THE RECORDS —
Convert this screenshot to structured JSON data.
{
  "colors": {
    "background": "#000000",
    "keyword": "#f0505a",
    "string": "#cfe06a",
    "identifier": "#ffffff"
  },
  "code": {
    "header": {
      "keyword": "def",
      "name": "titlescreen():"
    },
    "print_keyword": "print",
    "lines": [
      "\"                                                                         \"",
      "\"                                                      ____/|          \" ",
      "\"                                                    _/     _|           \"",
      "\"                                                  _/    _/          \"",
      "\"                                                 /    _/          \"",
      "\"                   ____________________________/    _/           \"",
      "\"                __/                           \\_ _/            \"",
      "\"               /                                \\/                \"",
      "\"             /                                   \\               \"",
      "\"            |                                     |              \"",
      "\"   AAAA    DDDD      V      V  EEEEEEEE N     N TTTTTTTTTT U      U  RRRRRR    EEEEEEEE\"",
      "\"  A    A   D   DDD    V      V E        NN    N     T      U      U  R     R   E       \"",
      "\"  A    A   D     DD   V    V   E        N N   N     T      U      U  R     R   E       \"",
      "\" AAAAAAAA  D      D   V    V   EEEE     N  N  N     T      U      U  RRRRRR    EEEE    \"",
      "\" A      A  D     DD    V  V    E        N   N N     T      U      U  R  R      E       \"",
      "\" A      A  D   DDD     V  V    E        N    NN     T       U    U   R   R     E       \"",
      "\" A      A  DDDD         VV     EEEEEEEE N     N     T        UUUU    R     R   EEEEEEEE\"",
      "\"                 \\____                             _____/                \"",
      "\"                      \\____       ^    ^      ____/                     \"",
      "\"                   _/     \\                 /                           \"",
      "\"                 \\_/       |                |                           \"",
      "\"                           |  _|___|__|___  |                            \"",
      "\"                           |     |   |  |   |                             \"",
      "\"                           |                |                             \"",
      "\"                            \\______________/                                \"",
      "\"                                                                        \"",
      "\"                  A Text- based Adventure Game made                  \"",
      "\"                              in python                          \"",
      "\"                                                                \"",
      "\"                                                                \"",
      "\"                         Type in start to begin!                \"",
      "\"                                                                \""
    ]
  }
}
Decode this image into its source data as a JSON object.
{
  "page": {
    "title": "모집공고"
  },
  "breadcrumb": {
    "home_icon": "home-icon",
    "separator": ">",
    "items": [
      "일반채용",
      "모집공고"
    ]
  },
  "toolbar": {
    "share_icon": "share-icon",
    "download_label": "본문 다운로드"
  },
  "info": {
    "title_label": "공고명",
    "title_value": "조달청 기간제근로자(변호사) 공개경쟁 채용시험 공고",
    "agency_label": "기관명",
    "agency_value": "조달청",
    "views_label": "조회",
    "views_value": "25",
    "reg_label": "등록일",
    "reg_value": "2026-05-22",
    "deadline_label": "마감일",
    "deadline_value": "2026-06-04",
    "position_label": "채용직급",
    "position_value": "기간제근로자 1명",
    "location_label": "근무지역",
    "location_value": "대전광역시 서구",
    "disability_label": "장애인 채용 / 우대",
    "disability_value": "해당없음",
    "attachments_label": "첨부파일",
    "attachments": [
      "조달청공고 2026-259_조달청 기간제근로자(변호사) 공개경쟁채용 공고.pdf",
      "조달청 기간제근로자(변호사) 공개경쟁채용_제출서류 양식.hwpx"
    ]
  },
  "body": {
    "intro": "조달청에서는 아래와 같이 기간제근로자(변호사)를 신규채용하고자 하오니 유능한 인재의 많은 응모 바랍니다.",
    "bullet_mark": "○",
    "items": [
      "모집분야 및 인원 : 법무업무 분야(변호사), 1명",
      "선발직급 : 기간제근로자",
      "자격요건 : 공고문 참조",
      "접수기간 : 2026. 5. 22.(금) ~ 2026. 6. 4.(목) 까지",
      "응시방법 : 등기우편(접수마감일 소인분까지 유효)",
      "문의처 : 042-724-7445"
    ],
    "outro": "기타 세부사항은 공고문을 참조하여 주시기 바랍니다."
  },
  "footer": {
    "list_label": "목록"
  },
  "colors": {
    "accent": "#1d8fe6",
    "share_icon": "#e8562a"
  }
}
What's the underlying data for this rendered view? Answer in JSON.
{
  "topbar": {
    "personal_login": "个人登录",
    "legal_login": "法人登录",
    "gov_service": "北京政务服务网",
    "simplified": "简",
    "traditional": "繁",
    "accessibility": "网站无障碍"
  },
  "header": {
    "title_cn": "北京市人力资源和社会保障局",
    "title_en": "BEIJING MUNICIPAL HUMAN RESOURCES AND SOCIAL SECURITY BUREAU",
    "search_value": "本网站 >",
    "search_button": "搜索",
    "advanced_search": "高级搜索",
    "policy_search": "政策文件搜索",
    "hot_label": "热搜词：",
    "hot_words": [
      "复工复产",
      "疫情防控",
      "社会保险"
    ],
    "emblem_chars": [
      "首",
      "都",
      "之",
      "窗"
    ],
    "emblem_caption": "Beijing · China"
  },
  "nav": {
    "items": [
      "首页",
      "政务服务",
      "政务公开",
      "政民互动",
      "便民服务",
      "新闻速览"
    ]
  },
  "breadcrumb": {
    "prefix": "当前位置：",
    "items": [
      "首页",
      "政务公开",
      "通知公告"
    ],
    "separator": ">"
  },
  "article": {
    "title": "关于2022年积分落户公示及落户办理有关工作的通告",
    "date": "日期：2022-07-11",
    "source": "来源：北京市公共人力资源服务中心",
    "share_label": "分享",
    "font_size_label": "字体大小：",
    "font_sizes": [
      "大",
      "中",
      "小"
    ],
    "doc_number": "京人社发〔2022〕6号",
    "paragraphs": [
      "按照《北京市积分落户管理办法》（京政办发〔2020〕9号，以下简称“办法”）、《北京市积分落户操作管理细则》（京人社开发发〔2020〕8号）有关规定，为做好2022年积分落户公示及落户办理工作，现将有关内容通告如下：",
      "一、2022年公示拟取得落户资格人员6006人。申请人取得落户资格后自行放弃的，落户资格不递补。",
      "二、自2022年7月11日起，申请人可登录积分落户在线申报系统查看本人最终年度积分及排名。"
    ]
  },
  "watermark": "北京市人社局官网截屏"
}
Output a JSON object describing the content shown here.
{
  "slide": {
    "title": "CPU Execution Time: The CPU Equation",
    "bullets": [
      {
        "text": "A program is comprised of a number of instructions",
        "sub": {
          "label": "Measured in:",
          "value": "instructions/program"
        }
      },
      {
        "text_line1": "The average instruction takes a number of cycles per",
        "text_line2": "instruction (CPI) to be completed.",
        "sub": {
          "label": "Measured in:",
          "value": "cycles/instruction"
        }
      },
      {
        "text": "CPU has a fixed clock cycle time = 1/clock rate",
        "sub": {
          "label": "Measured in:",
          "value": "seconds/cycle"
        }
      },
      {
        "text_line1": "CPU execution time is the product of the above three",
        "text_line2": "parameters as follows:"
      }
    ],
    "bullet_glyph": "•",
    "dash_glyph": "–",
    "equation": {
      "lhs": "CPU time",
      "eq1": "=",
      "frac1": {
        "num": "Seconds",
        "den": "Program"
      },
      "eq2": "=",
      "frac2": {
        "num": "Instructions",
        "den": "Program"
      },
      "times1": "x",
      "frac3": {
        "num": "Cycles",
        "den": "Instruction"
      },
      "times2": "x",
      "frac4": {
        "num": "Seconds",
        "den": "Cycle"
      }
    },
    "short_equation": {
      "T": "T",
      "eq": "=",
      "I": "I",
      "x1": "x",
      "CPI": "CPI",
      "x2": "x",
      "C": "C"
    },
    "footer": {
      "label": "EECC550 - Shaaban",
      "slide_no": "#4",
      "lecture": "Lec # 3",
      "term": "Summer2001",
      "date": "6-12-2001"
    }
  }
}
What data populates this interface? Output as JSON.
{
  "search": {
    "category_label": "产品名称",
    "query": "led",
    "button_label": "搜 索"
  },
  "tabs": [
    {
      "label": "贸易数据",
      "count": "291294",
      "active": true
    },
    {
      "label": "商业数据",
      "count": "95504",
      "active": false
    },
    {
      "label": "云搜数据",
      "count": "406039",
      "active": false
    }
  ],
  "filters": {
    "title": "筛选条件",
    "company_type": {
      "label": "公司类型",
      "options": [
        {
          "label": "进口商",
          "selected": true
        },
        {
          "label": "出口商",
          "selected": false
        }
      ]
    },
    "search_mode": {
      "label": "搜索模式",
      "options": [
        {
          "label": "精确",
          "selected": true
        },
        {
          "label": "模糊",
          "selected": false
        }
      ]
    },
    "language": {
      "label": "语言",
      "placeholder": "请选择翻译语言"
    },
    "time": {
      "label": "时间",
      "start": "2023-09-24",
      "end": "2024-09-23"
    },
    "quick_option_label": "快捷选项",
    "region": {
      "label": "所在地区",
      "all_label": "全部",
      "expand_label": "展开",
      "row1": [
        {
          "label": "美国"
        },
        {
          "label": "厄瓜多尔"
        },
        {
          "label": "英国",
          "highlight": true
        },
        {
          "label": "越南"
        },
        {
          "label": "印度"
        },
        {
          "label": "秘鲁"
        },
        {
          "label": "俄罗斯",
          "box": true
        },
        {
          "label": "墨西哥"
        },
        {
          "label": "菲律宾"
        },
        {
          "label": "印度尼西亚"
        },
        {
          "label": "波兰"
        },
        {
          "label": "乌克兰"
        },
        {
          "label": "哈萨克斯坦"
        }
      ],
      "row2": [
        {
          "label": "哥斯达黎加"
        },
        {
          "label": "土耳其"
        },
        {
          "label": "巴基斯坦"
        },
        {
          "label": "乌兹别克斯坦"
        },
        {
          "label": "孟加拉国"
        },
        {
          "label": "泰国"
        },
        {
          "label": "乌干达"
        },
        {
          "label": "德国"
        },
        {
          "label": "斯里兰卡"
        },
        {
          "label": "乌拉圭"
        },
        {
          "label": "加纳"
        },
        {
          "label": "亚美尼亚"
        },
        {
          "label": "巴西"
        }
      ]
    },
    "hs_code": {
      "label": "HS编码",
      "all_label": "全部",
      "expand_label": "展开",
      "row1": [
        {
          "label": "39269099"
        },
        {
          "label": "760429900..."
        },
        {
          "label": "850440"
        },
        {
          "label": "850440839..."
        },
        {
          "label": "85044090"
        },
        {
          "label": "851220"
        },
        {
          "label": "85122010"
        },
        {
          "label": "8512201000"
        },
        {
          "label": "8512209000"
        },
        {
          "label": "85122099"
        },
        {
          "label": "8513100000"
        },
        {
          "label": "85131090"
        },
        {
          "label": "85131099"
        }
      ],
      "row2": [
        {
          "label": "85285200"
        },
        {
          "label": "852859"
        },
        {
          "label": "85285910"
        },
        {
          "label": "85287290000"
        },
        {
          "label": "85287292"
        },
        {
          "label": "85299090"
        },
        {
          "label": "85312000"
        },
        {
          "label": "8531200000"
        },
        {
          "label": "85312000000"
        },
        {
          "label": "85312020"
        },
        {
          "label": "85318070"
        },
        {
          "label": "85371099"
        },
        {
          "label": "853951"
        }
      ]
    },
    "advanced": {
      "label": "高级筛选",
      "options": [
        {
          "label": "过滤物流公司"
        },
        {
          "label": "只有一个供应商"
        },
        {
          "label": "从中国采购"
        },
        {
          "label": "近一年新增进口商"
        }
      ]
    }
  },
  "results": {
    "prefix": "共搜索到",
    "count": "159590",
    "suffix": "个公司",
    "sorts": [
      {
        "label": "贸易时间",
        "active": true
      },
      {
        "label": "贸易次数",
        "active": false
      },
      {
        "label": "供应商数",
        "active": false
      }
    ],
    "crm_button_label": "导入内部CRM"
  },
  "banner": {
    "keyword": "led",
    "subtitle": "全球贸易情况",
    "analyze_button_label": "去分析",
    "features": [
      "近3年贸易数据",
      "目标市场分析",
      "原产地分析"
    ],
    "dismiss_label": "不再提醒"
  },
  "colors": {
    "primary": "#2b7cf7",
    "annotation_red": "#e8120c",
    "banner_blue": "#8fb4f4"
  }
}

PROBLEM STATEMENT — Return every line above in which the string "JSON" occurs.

SOLUTION TO THIS EXERCISE —
Convert this screenshot to structured JSON data.
Decode this image into its source data as a JSON object.
What's the underlying data for this rendered view? Answer in JSON.
Output a JSON object describing the content shown here.
What data populates this interface? Output as JSON.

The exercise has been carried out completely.